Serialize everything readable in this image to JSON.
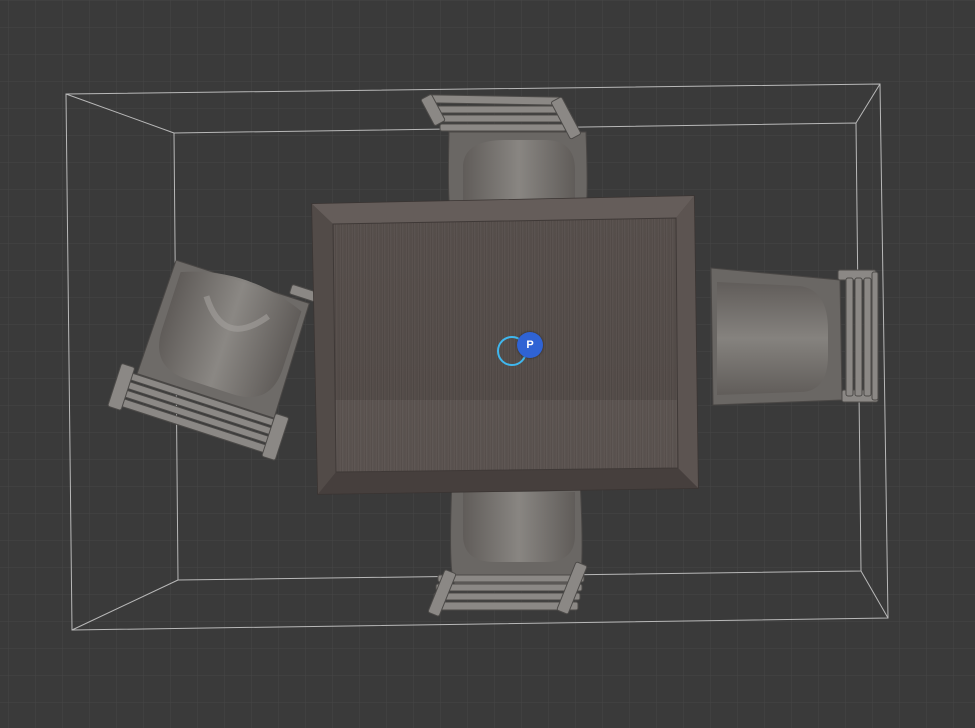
{
  "viewport": {
    "background": "#3a3a3a",
    "grid_color": "#474747",
    "bounding_box_color": "#cfcfcf"
  },
  "scene": {
    "objects": [
      "dining-table",
      "chair-top",
      "chair-bottom",
      "chair-right",
      "chair-left"
    ],
    "wood_color": "#5a5350",
    "chair_color": "#7a7774"
  },
  "pivot": {
    "label": "P",
    "ring_color": "#3fb7ee",
    "badge_color": "#2f63d4",
    "icon": "pivot-gizmo-icon"
  }
}
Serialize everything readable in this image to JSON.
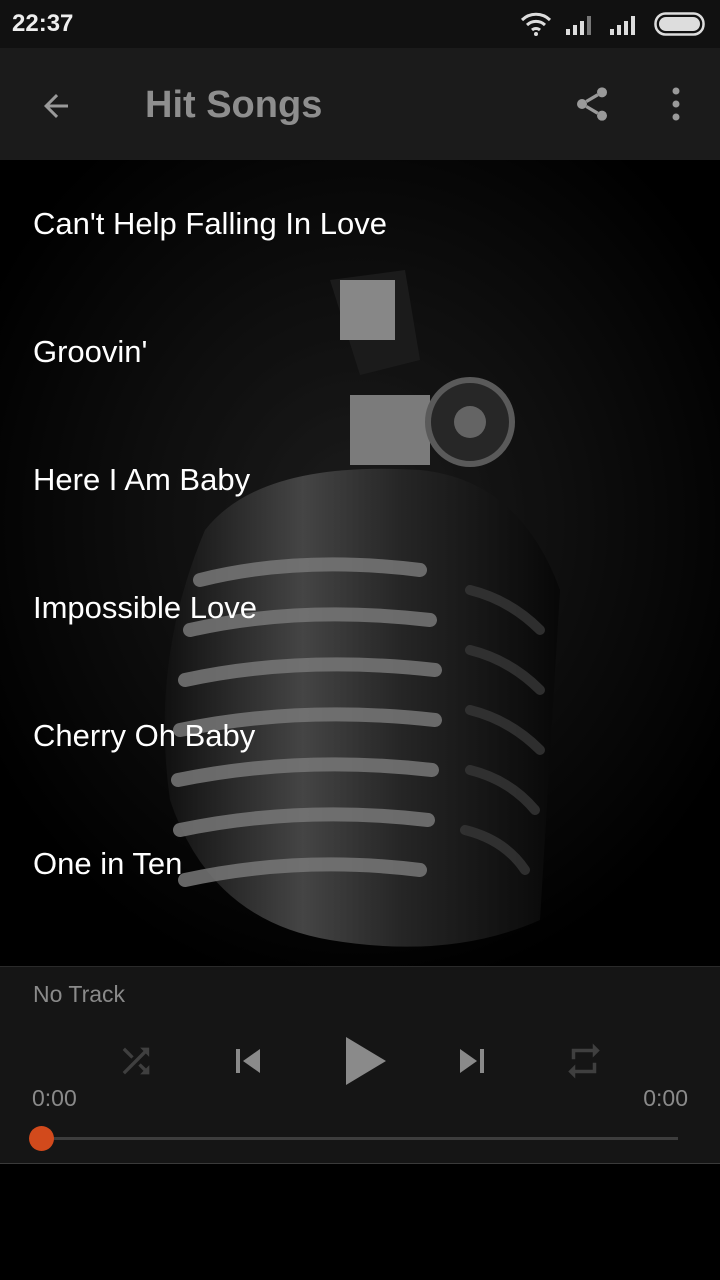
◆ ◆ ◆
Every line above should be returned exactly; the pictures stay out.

Serialize everything readable in this image to JSON.
{
  "viewport": {
    "background": "#3a3a3a",
    "grid_color": "#474747",
    "bounding_box_color": "#cfcfcf"
  },
  "scene": {
    "objects": [
      "dining-table",
      "chair-top",
      "chair-bottom",
      "chair-right",
      "chair-left"
    ],
    "wood_color": "#5a5350",
    "chair_color": "#7a7774"
  },
  "pivot": {
    "label": "P",
    "ring_color": "#3fb7ee",
    "badge_color": "#2f63d4",
    "icon": "pivot-gizmo-icon"
  }
}
Serialize everything readable in this image to JSON.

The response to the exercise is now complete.